BWH investigators have found that heart failure patients who received a novel circulatory heart pump had lower rates of pump-related blood clots and stroke after two years compared to patients who had received a commercially available model. Mandeep R. Mehra, MD, executive director of the Center for Advanced Heart Disease and medical director of the Heart & Vascular Center, presented findings from the clinical trial known as MOMENTUM 3 at this year’s American College of Cardiology meeting in Orlando, Fla. Results were simultaneously published in The New England Journal of Medicine.
“This is a pivotal study in the field of advanced heart failure,” said Mehra. “Left ventricular assist devices have been in development for 40 years, and while there have been improvements in their technology, several challenges exist, including problems of blood clots forming in these devices, requiring device replacement. The field has been trying to engineer devices that could make these devices more compatible with blood, and we’re reporting on some important advances.”

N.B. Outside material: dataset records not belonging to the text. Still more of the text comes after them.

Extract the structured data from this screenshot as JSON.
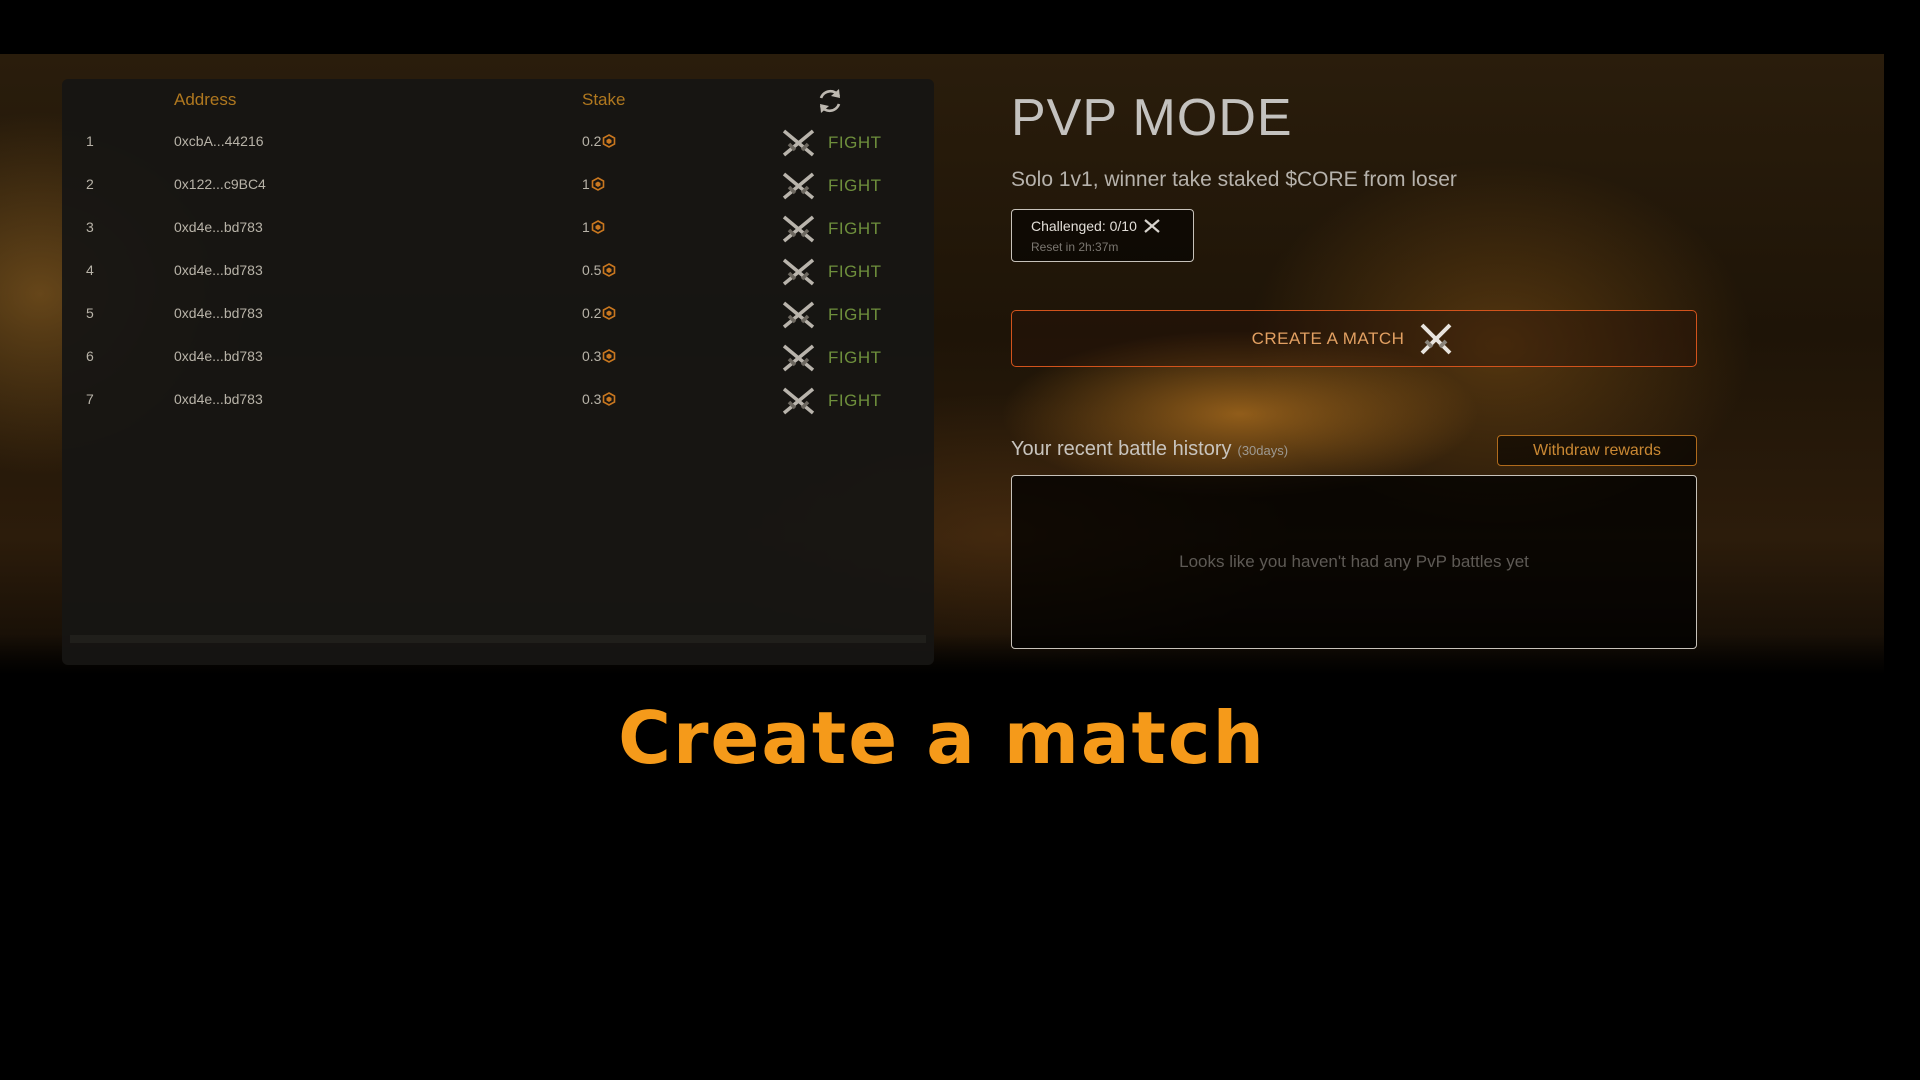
{
  "table": {
    "headers": {
      "address": "Address",
      "stake": "Stake"
    },
    "rows": [
      {
        "index": "1",
        "address": "0xcbA...44216",
        "stake": "0.2",
        "action": "FIGHT"
      },
      {
        "index": "2",
        "address": "0x122...c9BC4",
        "stake": "1",
        "action": "FIGHT"
      },
      {
        "index": "3",
        "address": "0xd4e...bd783",
        "stake": "1",
        "action": "FIGHT"
      },
      {
        "index": "4",
        "address": "0xd4e...bd783",
        "stake": "0.5",
        "action": "FIGHT"
      },
      {
        "index": "5",
        "address": "0xd4e...bd783",
        "stake": "0.2",
        "action": "FIGHT"
      },
      {
        "index": "6",
        "address": "0xd4e...bd783",
        "stake": "0.3",
        "action": "FIGHT"
      },
      {
        "index": "7",
        "address": "0xd4e...bd783",
        "stake": "0.3",
        "action": "FIGHT"
      }
    ],
    "icons": {
      "refresh": "refresh-icon",
      "coin": "core-coin-icon",
      "fight": "crossed-swords-icon"
    }
  },
  "pvp": {
    "title": "PVP MODE",
    "subtitle": "Solo 1v1, winner take staked $CORE from loser",
    "challenged": "Challenged: 0/10",
    "reset": "Reset in 2h:37m",
    "create_button": "CREATE A MATCH",
    "history_label": "Your recent battle history",
    "history_days": "(30days)",
    "withdraw_button": "Withdraw rewards",
    "empty_message": "Looks like you haven't had any PvP battles yet"
  },
  "caption": "Create a match",
  "colors": {
    "accent_orange": "#f59a1a",
    "fight_green": "#6e8f3c",
    "create_border": "#d2531c",
    "header_gold": "#b0781f"
  }
}
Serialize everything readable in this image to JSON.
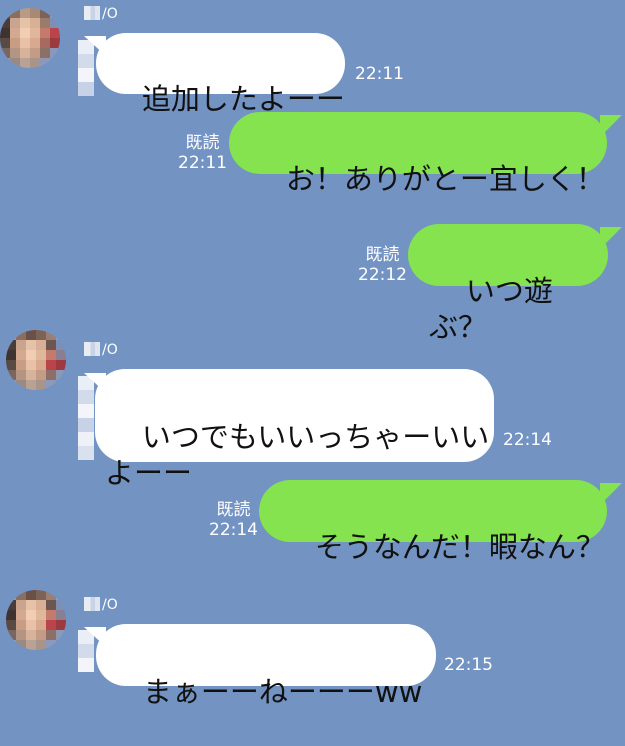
{
  "conversation": {
    "messages": [
      {
        "direction": "in",
        "sender": "/O",
        "text": "追加したよーー",
        "time": "22:11"
      },
      {
        "direction": "out",
        "read_label": "既読",
        "text": "お！ありがとー宜しく！",
        "time": "22:11"
      },
      {
        "direction": "out",
        "read_label": "既読",
        "text": "いつ遊ぶ？",
        "time": "22:12"
      },
      {
        "direction": "in",
        "sender": "/O",
        "text": "いつでもいいっちゃーいい\nよーー",
        "time": "22:14"
      },
      {
        "direction": "out",
        "read_label": "既読",
        "text": "そうなんだ！暇なん？",
        "time": "22:14"
      },
      {
        "direction": "in",
        "sender": "/O",
        "text": "まぁーーねーーーww",
        "time": "22:15"
      }
    ]
  },
  "colors": {
    "background": "#7393c3",
    "incoming_bubble": "#ffffff",
    "outgoing_bubble": "#84e34f",
    "meta_text": "#ffffff"
  }
}
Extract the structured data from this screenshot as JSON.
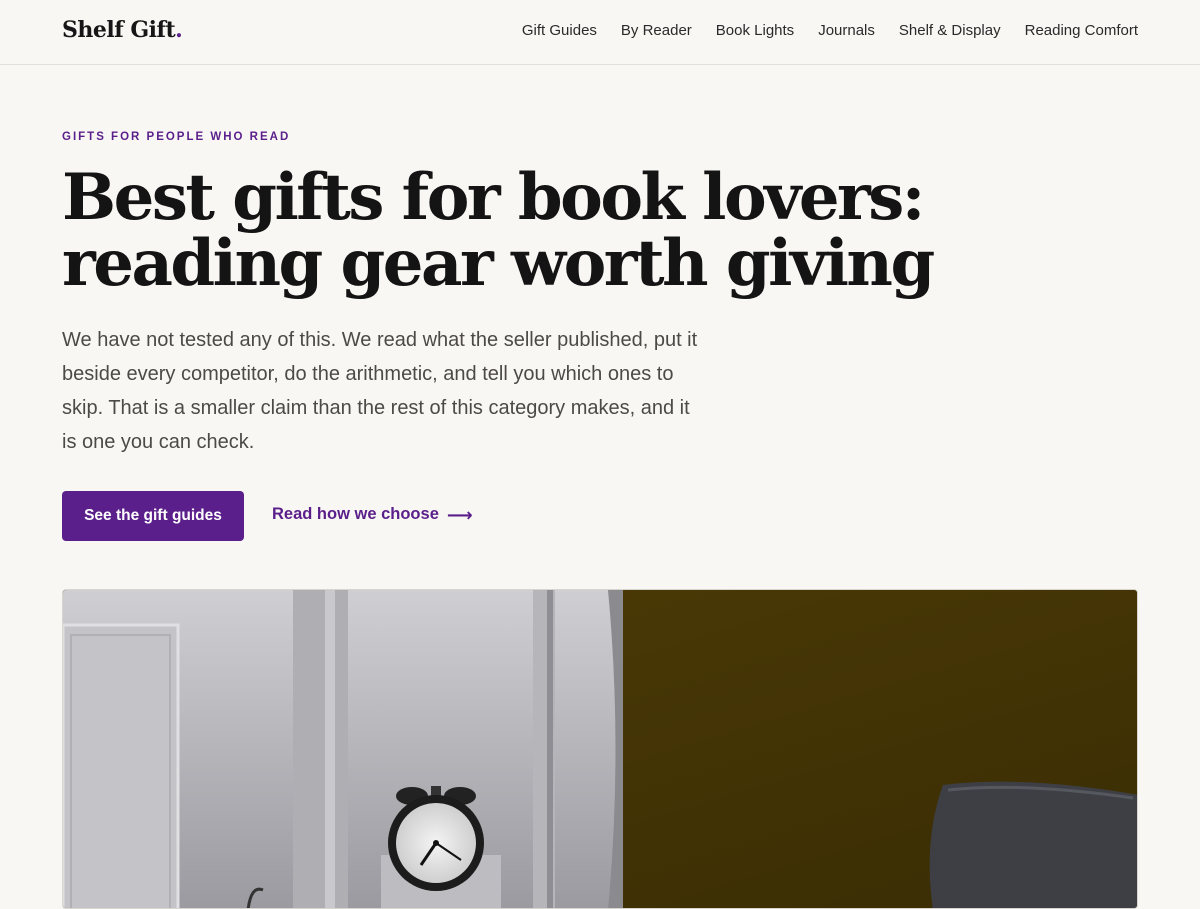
{
  "header": {
    "logo_text": "Shelf Gift",
    "logo_dot": ".",
    "nav": [
      {
        "label": "Gift Guides"
      },
      {
        "label": "By Reader"
      },
      {
        "label": "Book Lights"
      },
      {
        "label": "Journals"
      },
      {
        "label": "Shelf & Display"
      },
      {
        "label": "Reading Comfort"
      }
    ]
  },
  "hero": {
    "eyebrow": "GIFTS FOR PEOPLE WHO READ",
    "headline_line1": "Best gifts for book lovers:",
    "headline_line2": "reading gear worth giving",
    "lede": "We have not tested any of this. We read what the seller published, put it beside every competitor, do the arithmetic, and tell you which ones to skip. That is a smaller claim than the rest of this category makes, and it is one you can check.",
    "primary_cta": "See the gift guides",
    "secondary_cta": "Read how we choose",
    "secondary_cta_icon": "arrow-right-icon"
  },
  "colors": {
    "accent": "#5a1f8a",
    "background": "#f9f7f4",
    "wall_mustard": "#4a3a0a",
    "wall_grey": "#c9c8cc"
  }
}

The trial, sponsored by the HeartMate’s manufacturer, Abbott Inc., evaluated the performance of the HeartMate 3 left ventricular assist system versus its predecessor, the HeartMate II. The HeartMate 3, which includes several technological adaptations intended to reduce risk of complications, consists of a fully magnetically levitated, continuous centrifugal-flow circulatory pump. This means the device runs like a bullet train – its rotor contains no mechanical bearings, pushes blood using only magnetism and is thus frictionless. It is designed to reduce a form of mechanical strain on blood elements known as shear stress, which is thought to cause blood clots to form in pumps.
By comparison, the HeartMate II uses an axial-flow pump, which uses a rotor that spins on a central ruby bearing to pump blood from the heart throughout the body.
The trial evaluated how many participants had not suffered a disabling stroke or had an operation to replace or remove a malfunctioning device after two years. Researchers reported that about 78 percent of patients who received the HeartMate 3 did not experience a disabling stroke or need a reoperation compared to approximately 56 percent of those on the HeartMate II.
Only three people who received the newer pump needed a reoperation – and none of those due to blood clots – compared to 30 with the commercially available implant.
Improving Access to Novel Therapies
MOMENTUM 3 launched in 2014 and was designed to dramatically reduce the overall timeline for clinical trials. All patients with refractory heart failure who needed a cardiac pump were eligible for the trial, regardless of whether the pump was intended as bridge to transplantation or the primary therapy.
“Traditional trials must first complete safety testing, followed by testing in populations of healthier transplant eligible patients, and it can be more than a decade before the broader advanced heart failure population has access to such therapies,” said Mehra. “Removing restrictions based on transplant status resulted in a unique study that has been extremely successful in its enrollment and highly expeditious in delivering results.”
In its next phase, MOMENTUM 3 will evaluate 1,028 patients at the two-year mark to further validate the current findings. Results of the full cohort are expected in 2019.